I’m not a fan of the twin peaks approach to financial regulation - the UK's current framework – going back to when I first heard it being discussed in the mid-90s. The financial services landscape is way too complex and volatile to be so neatly divided in two.
Which isn't to say there's a definitively right way of structuring financial regulation, just less bad ones. Another less good structure for me (also binary) - between wholesale and retail regulation - was adopted by the FSA in 2004 and played its own part in the run up to the crisis.
The basic idea of twin peaks is to regulate prudential and conduct matters separately, though the UK version is more complicated in that only firms deemed systemically important - all deposit takers and insurers, plus the biggest investment banks - are prudentially supervised by the PRA. All conduct regulation (including the big banks and insurers), as well as all other prudential regulation (including of the likes or BlackRock), is done by the FCA.

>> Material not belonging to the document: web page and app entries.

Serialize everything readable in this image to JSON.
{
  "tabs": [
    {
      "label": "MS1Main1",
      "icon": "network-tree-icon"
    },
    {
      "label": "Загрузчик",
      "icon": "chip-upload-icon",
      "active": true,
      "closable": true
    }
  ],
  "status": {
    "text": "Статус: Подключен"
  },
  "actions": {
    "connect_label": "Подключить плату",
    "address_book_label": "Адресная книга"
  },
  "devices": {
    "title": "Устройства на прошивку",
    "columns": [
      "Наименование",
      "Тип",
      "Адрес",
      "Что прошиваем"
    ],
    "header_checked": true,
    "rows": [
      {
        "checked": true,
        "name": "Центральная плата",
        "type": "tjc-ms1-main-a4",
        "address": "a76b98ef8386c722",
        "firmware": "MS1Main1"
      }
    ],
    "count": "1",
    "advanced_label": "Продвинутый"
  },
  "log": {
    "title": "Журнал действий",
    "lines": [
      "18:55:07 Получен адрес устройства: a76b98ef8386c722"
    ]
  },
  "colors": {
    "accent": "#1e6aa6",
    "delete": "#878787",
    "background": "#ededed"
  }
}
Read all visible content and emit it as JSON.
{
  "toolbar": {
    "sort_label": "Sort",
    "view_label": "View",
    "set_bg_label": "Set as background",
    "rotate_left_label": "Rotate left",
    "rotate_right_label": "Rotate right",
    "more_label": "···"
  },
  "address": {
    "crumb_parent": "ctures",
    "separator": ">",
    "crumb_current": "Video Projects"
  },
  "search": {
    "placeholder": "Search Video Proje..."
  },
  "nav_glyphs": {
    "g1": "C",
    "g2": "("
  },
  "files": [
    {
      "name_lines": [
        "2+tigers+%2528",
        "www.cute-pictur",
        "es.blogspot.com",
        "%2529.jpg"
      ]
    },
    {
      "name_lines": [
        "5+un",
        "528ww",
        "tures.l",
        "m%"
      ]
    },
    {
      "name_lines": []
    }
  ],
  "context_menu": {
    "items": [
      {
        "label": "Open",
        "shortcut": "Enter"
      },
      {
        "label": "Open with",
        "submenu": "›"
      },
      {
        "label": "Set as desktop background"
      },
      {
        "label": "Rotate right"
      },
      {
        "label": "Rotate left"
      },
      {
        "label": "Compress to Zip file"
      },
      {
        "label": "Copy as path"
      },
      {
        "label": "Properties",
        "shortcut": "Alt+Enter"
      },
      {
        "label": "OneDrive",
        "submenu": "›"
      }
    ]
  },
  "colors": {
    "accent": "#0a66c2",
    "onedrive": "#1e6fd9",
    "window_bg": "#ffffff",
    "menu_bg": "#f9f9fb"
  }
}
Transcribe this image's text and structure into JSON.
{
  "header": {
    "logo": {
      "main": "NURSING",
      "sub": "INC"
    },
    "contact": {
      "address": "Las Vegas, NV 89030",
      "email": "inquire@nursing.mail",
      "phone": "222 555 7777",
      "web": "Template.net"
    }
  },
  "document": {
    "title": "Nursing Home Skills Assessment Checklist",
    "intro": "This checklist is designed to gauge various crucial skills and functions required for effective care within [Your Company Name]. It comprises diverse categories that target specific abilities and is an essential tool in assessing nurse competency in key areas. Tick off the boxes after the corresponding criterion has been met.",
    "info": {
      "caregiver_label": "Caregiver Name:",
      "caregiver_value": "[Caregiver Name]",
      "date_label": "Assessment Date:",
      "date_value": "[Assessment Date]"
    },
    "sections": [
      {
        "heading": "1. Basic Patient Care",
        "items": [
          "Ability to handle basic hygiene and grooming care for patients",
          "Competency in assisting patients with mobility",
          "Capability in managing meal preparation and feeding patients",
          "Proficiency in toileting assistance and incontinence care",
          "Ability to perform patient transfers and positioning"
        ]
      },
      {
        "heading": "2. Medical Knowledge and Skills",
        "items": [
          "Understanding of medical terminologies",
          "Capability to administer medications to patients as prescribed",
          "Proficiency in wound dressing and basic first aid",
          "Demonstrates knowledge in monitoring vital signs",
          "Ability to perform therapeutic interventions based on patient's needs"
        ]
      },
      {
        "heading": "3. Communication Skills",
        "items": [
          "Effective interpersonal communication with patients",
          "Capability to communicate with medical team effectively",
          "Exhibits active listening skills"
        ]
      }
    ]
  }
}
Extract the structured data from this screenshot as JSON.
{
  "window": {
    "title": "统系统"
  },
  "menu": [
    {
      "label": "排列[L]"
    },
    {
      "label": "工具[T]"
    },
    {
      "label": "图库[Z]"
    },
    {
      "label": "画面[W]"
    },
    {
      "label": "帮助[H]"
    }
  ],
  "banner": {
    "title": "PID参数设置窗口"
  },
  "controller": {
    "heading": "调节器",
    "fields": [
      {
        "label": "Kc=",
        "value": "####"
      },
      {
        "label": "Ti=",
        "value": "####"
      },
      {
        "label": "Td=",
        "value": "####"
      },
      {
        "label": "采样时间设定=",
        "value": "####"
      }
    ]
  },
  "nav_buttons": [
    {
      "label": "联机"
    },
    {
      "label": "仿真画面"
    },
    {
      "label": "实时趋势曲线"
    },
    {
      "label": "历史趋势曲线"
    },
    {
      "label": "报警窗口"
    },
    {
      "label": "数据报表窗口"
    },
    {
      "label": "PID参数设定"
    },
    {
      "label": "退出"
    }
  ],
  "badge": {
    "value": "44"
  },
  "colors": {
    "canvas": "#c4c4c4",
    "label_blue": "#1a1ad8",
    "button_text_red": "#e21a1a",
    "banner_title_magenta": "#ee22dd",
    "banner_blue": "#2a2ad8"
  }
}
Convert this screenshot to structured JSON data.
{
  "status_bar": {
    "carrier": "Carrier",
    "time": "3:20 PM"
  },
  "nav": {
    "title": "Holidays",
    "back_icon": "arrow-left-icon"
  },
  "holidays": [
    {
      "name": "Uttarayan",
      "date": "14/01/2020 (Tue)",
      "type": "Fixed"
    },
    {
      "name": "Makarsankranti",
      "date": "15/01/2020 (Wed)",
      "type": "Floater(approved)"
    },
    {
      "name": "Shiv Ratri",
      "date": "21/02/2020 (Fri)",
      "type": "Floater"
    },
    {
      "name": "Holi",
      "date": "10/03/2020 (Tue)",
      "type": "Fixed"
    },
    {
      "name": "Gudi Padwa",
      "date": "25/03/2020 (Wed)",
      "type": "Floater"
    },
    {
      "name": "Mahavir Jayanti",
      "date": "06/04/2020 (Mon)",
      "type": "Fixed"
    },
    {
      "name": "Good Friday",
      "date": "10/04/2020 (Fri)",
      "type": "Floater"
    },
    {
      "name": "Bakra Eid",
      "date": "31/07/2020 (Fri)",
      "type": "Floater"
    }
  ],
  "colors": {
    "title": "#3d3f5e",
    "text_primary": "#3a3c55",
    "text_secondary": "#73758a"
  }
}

My other objection to twin peaks, beyond the general prejudice that nothing as complex as financial services is well served by an approach as simple as either/or, is that a major prudential problem will, almost invariably, also be a major conduct problem and vice versa. So when it matters most a coordinated approach will almost always be needed and twin peaks makes this more difficult.
Which brings me to consumer credit, a current focus of the FPC (see link) and of much other regulatory attention. Only this week, the FCA issued an update on its motor finance investigation, while a few weeks ago it announced its much-anticipated reforms to credit card regulation. Meanwhile there has been a flurry of major speeches, from Andrew Bailey to Jonathan Davidson.
At present, the FPC doesn't see credit as a particular risk but this could change quickly as interest rates rise. The continual challenge in a twin peaks structure will be for the PRA and FCA to remain in step on this. So far the messages are relatively well-aligned, but it's harder to be confident that the underlying work is equally as joined up given the regulators' different objectives and levels of resourcing.
The credit sector is now enormously important to the UK economy and to individual households - in other words, in a prudential and a conduct sense. The last decade's fall in real incomes combined with low interest rates has helped drive the renewed rise in household debt, while many millions (15% was the last estimate I heard) are effectively excluded from mainstream lending and so reliant on the sector.
But our twin peaks model makes it structurally hard to recognise this importance. As well as being increasingly important, the credit sector is extremely diverse, and both firms and their customers deserve a more nuanced and coherent approach than our twin peaks structure is equipped to provide.
Regulators will have recognised this and will be working to build the necessary bridges to enable proper collaboration, but it's likely to be a bumpy ride.
In the United Kingdom, aggregate private (non-financial sector) debt has increased only a little faster than GDP over the past couple of years and, relative to incomes, remains well below pre-crisis levels. Debt-servicing costs, for both households and companies, are low.